His first passing reference to African Americans comes during his trip from Annapolis to Washington, D.C. as a member of the Seventh New York National Guards in April 1861. Shortly thereafter he enlisted in the Second Massachusetts Infantry. Even while encamped in and around Harpers Ferry, Shaw has little to say about slavery and abolitionism. He shares with family that he had seen the court room and jail cell in Charlestown, W.V., where John Brown’s trial was held. Shaw’s only comment about Brown in Harpers Ferry offers little more than a brief assessment of whether it was wise to defend the fire house.
On August 6, 1861 Shaw shared his thoughts about the possibility of raising an army of black soldiers:
Isn’t it extraordinary that the Government won’t make use of the instrument that would finish the war sooner than anything else,–viz, the slaves? I have no doubt they could give more information about the enemy than any one else, and that there would be nothing easier than to have a line of spies right into their camp. What a lick it would be at them, to call on all the blacks in the country to come and enlist in our army! They would probably make a fine army after a little drill, and could certainly be kept under better discipline than our independent Yankees. General [Nathaniel] Banks is reported to have said that this must be a war of extermination, or that we shall have to make an inglorious peace. It does not seem as if it need be so, if the Government would only make use of all its opportunities.

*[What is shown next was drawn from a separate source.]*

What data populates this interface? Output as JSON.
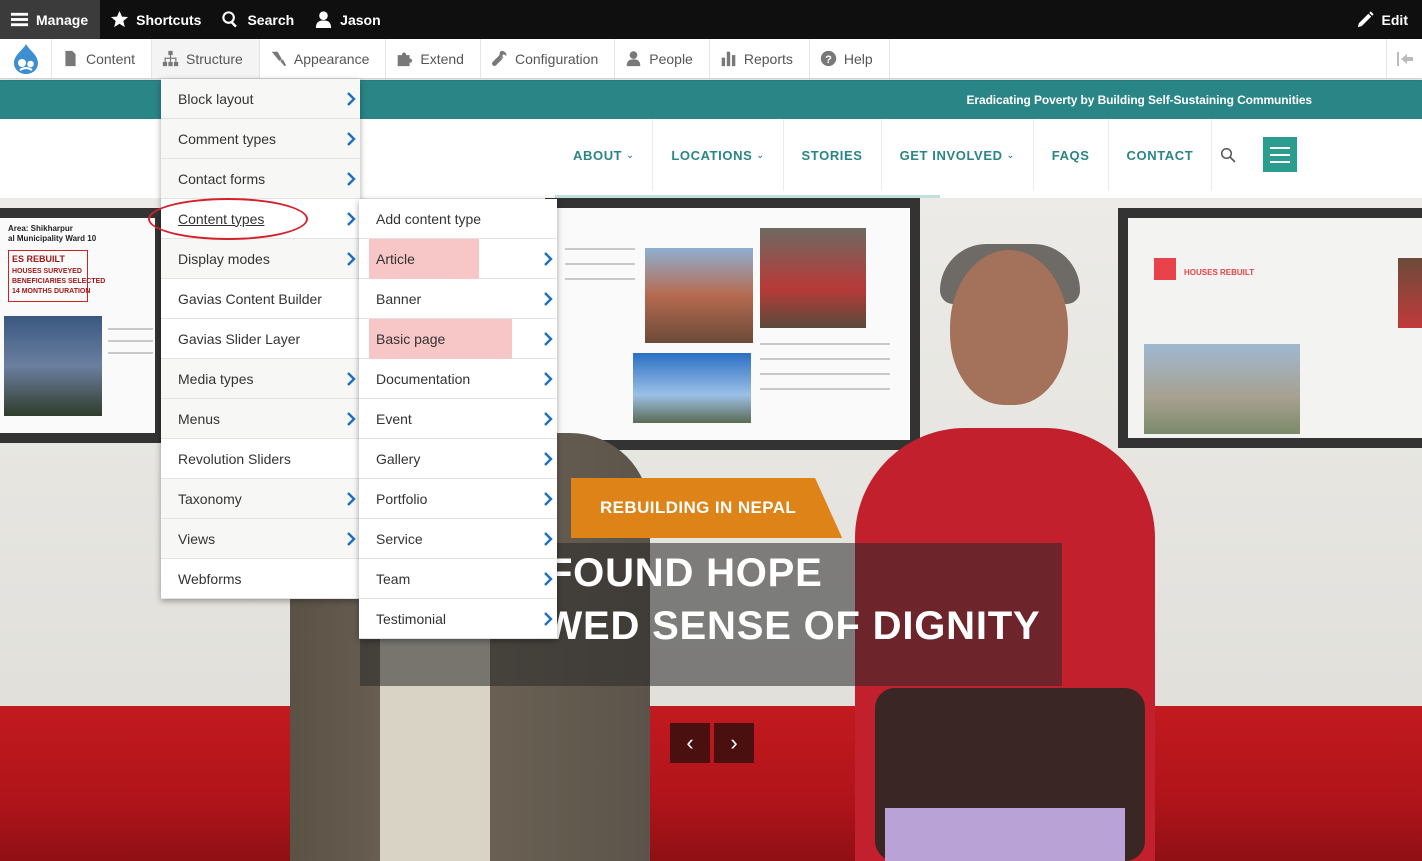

It’s a remarkable passage, both for what it reveals and for what it doesn’t reveal about Shaw. The call to enlist blacks in the army is a decidedly practical one for Shaw. It would undercut Confederate morale and “would finish the war sooner than anything else.” At first glance it may appear that Shaw praises the character of slaves in suggesting that it would only take “a little drill” to prepare them for the military life, but this needs to be understood as part of his world view as a member of Boston’s elite class. Shaw’s letters are littered with references to the undisciplined “independent Yankees,” as well as the Irish, which he clearly did not favor. For Shaw and other member of his class, the inability to properly discipline oneself as a proper gentleman did not necessarily fall along the color line.
There is very little in Shaw’s personal correspondence early in the war that points to his eventual command of the 54th. Much of what he does say about the war falls squarely on the preservation of the Union and the work of the generation that fought the American Revolution, which he would have been reminded of constantly in and around Boston.
This raises important questions about how we understand Shaw’s decision to take command of this unit and his own evolution while in command. Historians have rightly pointed to Shaw’s evolving commentary about the discipline of the men under his command as well as broader issues related to emancipation, but this has to be understood as part of a broader narrative. In short, his command cannot be understood apart from his first two years in the army. Much of what has been written about Shaw frames this early period as preparation for his brief time with the 54th, but we would do well to remember that there was nothing inevitable about this decision.
Is it accurate to describe Shaw as an abolitionist when he took command of the 54th? The short answer is NO. Was he an abolitionist at the time of his death during the failed assault at Battery Wagner in July 1863? Did he come to view emancipation as a central goal of the war? I don’t know. To what extent is Shaw’s martyrdom responsible for our memory of the fallen commander? What role did his mother play in shaping our memory of Robert Gould Shaw?